[Interface dataset entries]
-----

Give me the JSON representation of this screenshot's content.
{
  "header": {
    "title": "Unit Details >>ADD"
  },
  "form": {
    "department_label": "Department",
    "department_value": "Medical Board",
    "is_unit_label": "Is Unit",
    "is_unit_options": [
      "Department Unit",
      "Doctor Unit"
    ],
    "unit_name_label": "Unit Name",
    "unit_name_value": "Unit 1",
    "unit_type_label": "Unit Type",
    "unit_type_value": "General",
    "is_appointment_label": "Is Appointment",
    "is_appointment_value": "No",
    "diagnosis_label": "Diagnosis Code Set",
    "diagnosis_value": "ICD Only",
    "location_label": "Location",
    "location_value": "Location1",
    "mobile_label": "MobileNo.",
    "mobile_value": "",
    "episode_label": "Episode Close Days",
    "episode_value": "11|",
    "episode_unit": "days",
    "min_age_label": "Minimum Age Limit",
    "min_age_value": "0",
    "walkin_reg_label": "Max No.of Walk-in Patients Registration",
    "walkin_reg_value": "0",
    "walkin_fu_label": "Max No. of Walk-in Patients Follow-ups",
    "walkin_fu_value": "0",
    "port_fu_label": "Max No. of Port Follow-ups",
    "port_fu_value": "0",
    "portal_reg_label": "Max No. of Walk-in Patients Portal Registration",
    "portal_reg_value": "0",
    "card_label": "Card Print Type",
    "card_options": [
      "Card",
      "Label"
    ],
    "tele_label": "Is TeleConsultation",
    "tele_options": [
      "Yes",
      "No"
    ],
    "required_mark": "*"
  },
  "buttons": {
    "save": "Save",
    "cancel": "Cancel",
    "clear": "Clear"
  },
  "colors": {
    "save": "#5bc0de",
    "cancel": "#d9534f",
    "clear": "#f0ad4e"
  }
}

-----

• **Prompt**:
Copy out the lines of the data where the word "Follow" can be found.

• **Task response**:
    "walkin_fu_label": "Max No. of Walk-in Patients Follow-ups",
    "port_fu_label": "Max No. of Port Follow-ups",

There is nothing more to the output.